Sir, what the ___ is this place? Everybody’s got gym clothes on and it looks like their weapons don’t even work. What’s with the hippie civilians? I explain KAF and they are both happy that they will be leaving soon.

I see Marines in primary care when they come on a consult to see ophthalmology or our neurologist the TBI specialist. The LNO, an FMF Corpsman, will grab me if they have any wound related issues. I have had two Marines seeing those specialist for eye injuries or TBIs and I have seen them for the holes where shrapnel tore into their subcutaneous space and was subsequently removed, leaving a gaping open wound.. Lucky they had been, but they were left with a big hole that would take a month to heal. I offered a delayed primary closure to the two of them telling them that it had a fifty-fifty chance of not getting infected. Like all Marines, adventuresome and for the most part trusting of a Navy doctor… an FMFdoc, they said that if it would get them back to their unit they were good to go. I scrubbed their wounds, debrided margins and sutured them up.

I see Marines in my trauma bay and usually these Marines have not been as lucky. When I know they’re coming I have on my game face and I ask the Lord for my A game. A snipers bullet to the head, a dismembering IED blast and a Marine who I will call “Rocky”.

Rocky is a recon Marine, the toughest of the tough. His face, neck and upper chest were exposed to an IED blast. He is six foot two, two hundred and 45 pounds. He comes in on a litter with only an IV and a face that looks like hamburger. His left eye is ruptured and his right is swollen shut. Thankfully he can answer me and nods and gives one word answers. I tell him we will put him to sleep and square him away.

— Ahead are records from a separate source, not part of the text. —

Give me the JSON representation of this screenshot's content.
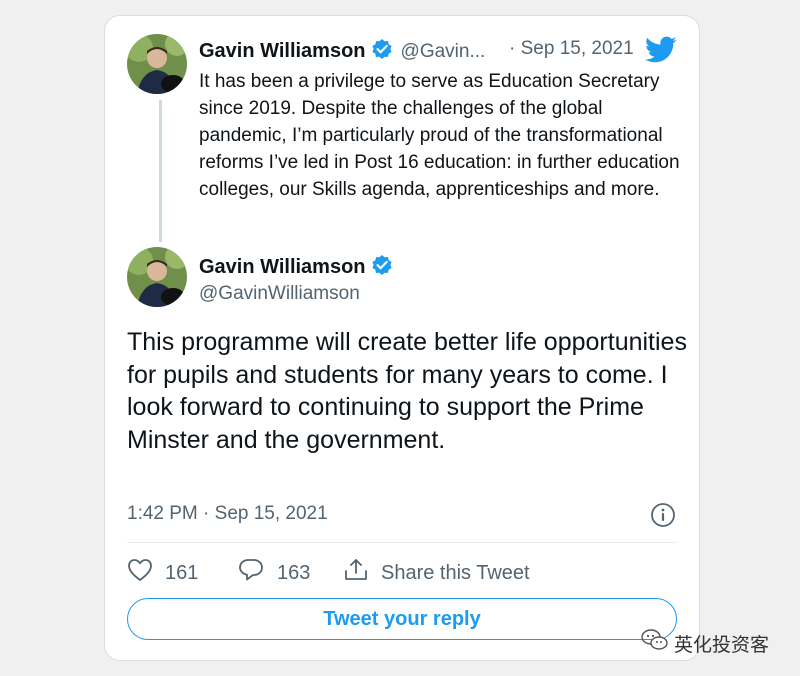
{
  "quoted_tweet": {
    "author_name": "Gavin Williamson",
    "handle": "@Gavin...",
    "date": "· Sep 15, 2021",
    "text": "It has been a privilege to serve as Education Secretary since 2019. Despite the challenges of the global pandemic, I’m particularly proud of the transformational reforms I’ve led in Post 16 education: in further education colleges, our Skills agenda, apprenticeships and more."
  },
  "main_tweet": {
    "author_name": "Gavin Williamson",
    "handle": "@GavinWilliamson",
    "text": "This programme will create better life opportunities for pupils and students for many years to come. I look forward to continuing to support the Prime Minster and the government.",
    "timestamp": "1:42 PM · Sep 15, 2021"
  },
  "actions": {
    "likes": "161",
    "replies": "163",
    "share_label": "Share this Tweet"
  },
  "reply_button": "Tweet your reply",
  "watermark": "英化投资客",
  "colors": {
    "twitter_blue": "#1d9bf0",
    "secondary_text": "#536471",
    "primary_text": "#0f1419"
  },
  "icons": {
    "brand": "twitter-bird-icon",
    "verified": "verified-badge-icon",
    "info": "info-icon",
    "like": "heart-icon",
    "reply": "speech-bubble-icon",
    "share": "share-icon"
  }
}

He tells me “Doc, do what you got to do” The blinded Marine shows bearing in the face of serious injury. After the CT scan that confirms his eye rupture but has spared his brain, we clean up his face the best we can while we wait for his time in the OR. My team takes out eight stones blown into his face and neck. The smallest being the size of a peanut M&M and the largest the size of a pecan in his forehead. We saved all the stones for him. At the same time in another bay, another Marine has been shot in the head.

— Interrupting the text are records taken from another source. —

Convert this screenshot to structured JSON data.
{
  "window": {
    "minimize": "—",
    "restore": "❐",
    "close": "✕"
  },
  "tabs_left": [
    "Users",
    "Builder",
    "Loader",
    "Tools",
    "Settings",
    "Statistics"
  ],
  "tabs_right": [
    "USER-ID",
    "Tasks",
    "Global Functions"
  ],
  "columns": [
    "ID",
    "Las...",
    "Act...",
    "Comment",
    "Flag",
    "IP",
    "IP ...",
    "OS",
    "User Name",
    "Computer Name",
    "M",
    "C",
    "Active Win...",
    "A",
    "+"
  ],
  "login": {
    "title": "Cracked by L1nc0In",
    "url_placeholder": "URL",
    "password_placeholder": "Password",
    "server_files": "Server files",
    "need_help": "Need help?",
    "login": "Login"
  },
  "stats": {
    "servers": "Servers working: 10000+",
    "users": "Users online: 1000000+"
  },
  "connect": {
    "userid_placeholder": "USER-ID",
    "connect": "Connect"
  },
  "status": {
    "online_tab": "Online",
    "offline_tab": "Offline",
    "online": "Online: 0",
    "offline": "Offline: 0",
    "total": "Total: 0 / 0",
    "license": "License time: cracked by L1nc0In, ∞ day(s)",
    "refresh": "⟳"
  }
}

Luckily he is awake and although speech comes with difficulty, the bullets tract is on the periphery of the brain. He will go to Surgery with our Neurosurgeon and blessedly do well. Before he goes to the OR, I need to squeeze his hand and wish him luck. On his chest is written: “My help comes from the maker of heaven and earth ” Psalms 121.2. The third Marine unfortunately, is a fallen angel.

I am also lucky enough to have two former Marines on my trauma team. One is a now hardened experienced ICU/ER nurse. He served in Vietnam as a Recon Marine in 1968. The other is a former grunt and Hollywood Marine and is also an experienced ER nurse. These two necessary components make my trauma team the best in Afghanistan….simple as that! Today I am not seeing any Marines at the hospital. I am among them however, during a 5K run on their beloved Marine Corps Birthday. The run was fast and I ran in honor of a Marine KIA in OEF. My bib has the name of LCPL Tyler O. Griffith. I ran for him today and all the Devil Dogs in Afghanistan. I ran for all Marines but I ran the hardest for the grunts, the infantrymen that will always be the definition of warrior.

Semper Fidelis,
LCDR Dave Dennihy MC, USN Diplomat American Board of Emergency Medicine